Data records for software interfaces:
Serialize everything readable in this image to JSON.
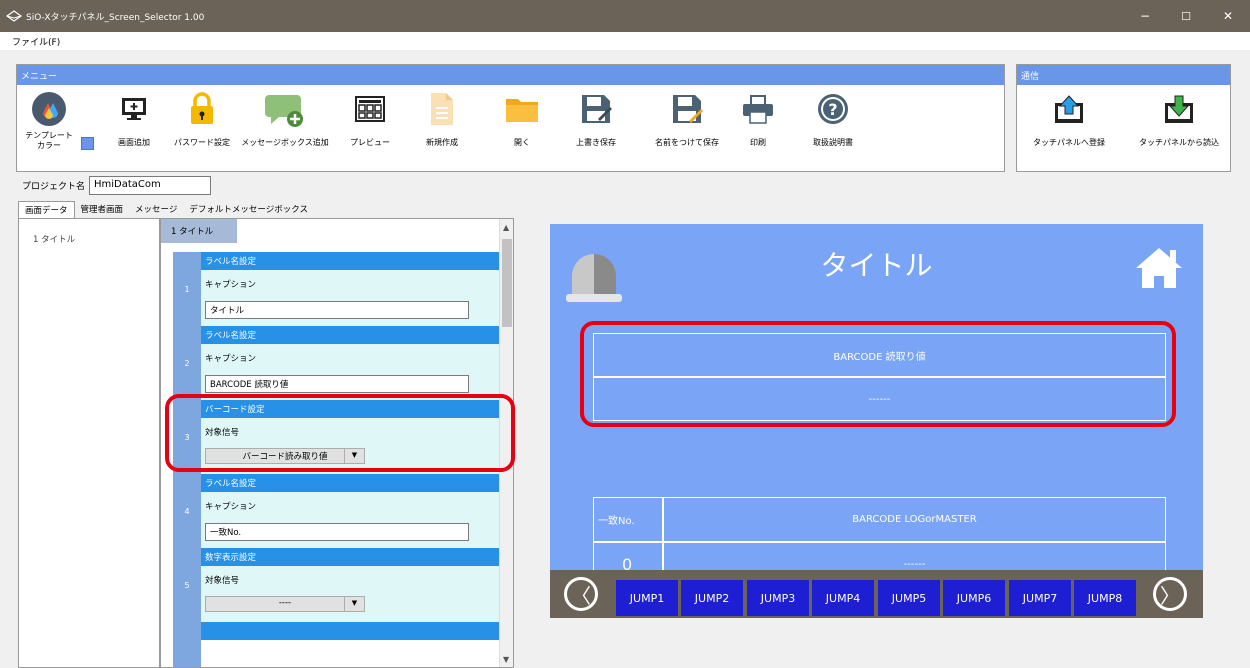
{
  "window": {
    "title": "SiO-Xタッチパネル_Screen_Selector 1.00",
    "minimize": "−",
    "maximize": "☐",
    "close": "✕"
  },
  "menubar": {
    "file": "ファイル(F)"
  },
  "menu_panel": {
    "header": "メニュー",
    "tools": [
      {
        "label": "テンプレート\nカラー",
        "icon": "template-color-icon"
      },
      {
        "label": "画面追加",
        "icon": "add-screen-icon"
      },
      {
        "label": "パスワード設定",
        "icon": "lock-icon"
      },
      {
        "label": "メッセージボックス追加",
        "icon": "add-message-icon"
      },
      {
        "label": "プレビュー",
        "icon": "preview-icon"
      },
      {
        "label": "新規作成",
        "icon": "new-file-icon"
      },
      {
        "label": "開く",
        "icon": "folder-icon"
      },
      {
        "label": "上書き保存",
        "icon": "save-icon"
      },
      {
        "label": "名前をつけて保存",
        "icon": "save-as-icon"
      },
      {
        "label": "印刷",
        "icon": "printer-icon"
      },
      {
        "label": "取扱説明書",
        "icon": "help-icon"
      }
    ]
  },
  "comm_panel": {
    "header": "通信",
    "tools": [
      {
        "label": "タッチパネルへ登録",
        "icon": "upload-icon"
      },
      {
        "label": "タッチパネルから読込",
        "icon": "download-icon"
      }
    ]
  },
  "project": {
    "label": "プロジェクト名",
    "value": "HmiDataCom"
  },
  "tabs": [
    "画面データ",
    "管理者画面",
    "メッセージ",
    "デフォルトメッセージボックス"
  ],
  "screen_list": [
    "1 タイトル"
  ],
  "editor": {
    "tab": "1 タイトル",
    "blocks": [
      {
        "num": "1",
        "header": "ラベル名設定",
        "label": "キャプション",
        "value": "タイトル",
        "kind": "input"
      },
      {
        "num": "2",
        "header": "ラベル名設定",
        "label": "キャプション",
        "value": "BARCODE 読取り値",
        "kind": "input"
      },
      {
        "num": "3",
        "header": "バーコード設定",
        "label": "対象信号",
        "value": "バーコード読み取り値",
        "kind": "select"
      },
      {
        "num": "4",
        "header": "ラベル名設定",
        "label": "キャプション",
        "value": "一致No.",
        "kind": "input"
      },
      {
        "num": "5",
        "header": "数字表示設定",
        "label": "対象信号",
        "value": "----",
        "kind": "select"
      }
    ],
    "dropdown_glyph": "▼",
    "scroll_up": "▲",
    "scroll_down": "▼"
  },
  "preview": {
    "title": "タイトル",
    "barcode_label": "BARCODE 読取り値",
    "barcode_value": "------",
    "match_label": "一致No.",
    "match_value": "0",
    "log_label": "BARCODE LOGorMASTER",
    "log_value": "------",
    "jumps": [
      "JUMP1",
      "JUMP2",
      "JUMP3",
      "JUMP4",
      "JUMP5",
      "JUMP6",
      "JUMP7",
      "JUMP8"
    ],
    "prev": "〈",
    "next": "〉"
  },
  "colors": {
    "accent": "#6a96e8",
    "preview_bg": "#7aa4f5",
    "jump_btn": "#1e1ed2",
    "highlight": "#e60012",
    "titlebar": "#6b6357"
  }
}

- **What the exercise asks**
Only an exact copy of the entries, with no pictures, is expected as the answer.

- **Expected output**
Serialize everything readable in this image to JSON.
{
  "window": {
    "title": "SiO-Xタッチパネル_Screen_Selector 1.00",
    "minimize": "−",
    "maximize": "☐",
    "close": "✕"
  },
  "menubar": {
    "file": "ファイル(F)"
  },
  "menu_panel": {
    "header": "メニュー",
    "tools": [
      {
        "label": "テンプレート\nカラー",
        "icon": "template-color-icon"
      },
      {
        "label": "画面追加",
        "icon": "add-screen-icon"
      },
      {
        "label": "パスワード設定",
        "icon": "lock-icon"
      },
      {
        "label": "メッセージボックス追加",
        "icon": "add-message-icon"
      },
      {
        "label": "プレビュー",
        "icon": "preview-icon"
      },
      {
        "label": "新規作成",
        "icon": "new-file-icon"
      },
      {
        "label": "開く",
        "icon": "folder-icon"
      },
      {
        "label": "上書き保存",
        "icon": "save-icon"
      },
      {
        "label": "名前をつけて保存",
        "icon": "save-as-icon"
      },
      {
        "label": "印刷",
        "icon": "printer-icon"
      },
      {
        "label": "取扱説明書",
        "icon": "help-icon"
      }
    ]
  },
  "comm_panel": {
    "header": "通信",
    "tools": [
      {
        "label": "タッチパネルへ登録",
        "icon": "upload-icon"
      },
      {
        "label": "タッチパネルから読込",
        "icon": "download-icon"
      }
    ]
  },
  "project": {
    "label": "プロジェクト名",
    "value": "HmiDataCom"
  },
  "tabs": [
    "画面データ",
    "管理者画面",
    "メッセージ",
    "デフォルトメッセージボックス"
  ],
  "screen_list": [
    "1 タイトル"
  ],
  "editor": {
    "tab": "1 タイトル",
    "blocks": [
      {
        "num": "1",
        "header": "ラベル名設定",
        "label": "キャプション",
        "value": "タイトル",
        "kind": "input"
      },
      {
        "num": "2",
        "header": "ラベル名設定",
        "label": "キャプション",
        "value": "BARCODE 読取り値",
        "kind": "input"
      },
      {
        "num": "3",
        "header": "バーコード設定",
        "label": "対象信号",
        "value": "バーコード読み取り値",
        "kind": "select"
      },
      {
        "num": "4",
        "header": "ラベル名設定",
        "label": "キャプション",
        "value": "一致No.",
        "kind": "input"
      },
      {
        "num": "5",
        "header": "数字表示設定",
        "label": "対象信号",
        "value": "----",
        "kind": "select"
      }
    ],
    "dropdown_glyph": "▼",
    "scroll_up": "▲",
    "scroll_down": "▼"
  },
  "preview": {
    "title": "タイトル",
    "barcode_label": "BARCODE 読取り値",
    "barcode_value": "------",
    "match_label": "一致No.",
    "match_value": "0",
    "log_label": "BARCODE LOGorMASTER",
    "log_value": "------",
    "jumps": [
      "JUMP1",
      "JUMP2",
      "JUMP3",
      "JUMP4",
      "JUMP5",
      "JUMP6",
      "JUMP7",
      "JUMP8"
    ],
    "prev": "〈",
    "next": "〉"
  },
  "colors": {
    "accent": "#6a96e8",
    "preview_bg": "#7aa4f5",
    "jump_btn": "#1e1ed2",
    "highlight": "#e60012",
    "titlebar": "#6b6357"
  }
}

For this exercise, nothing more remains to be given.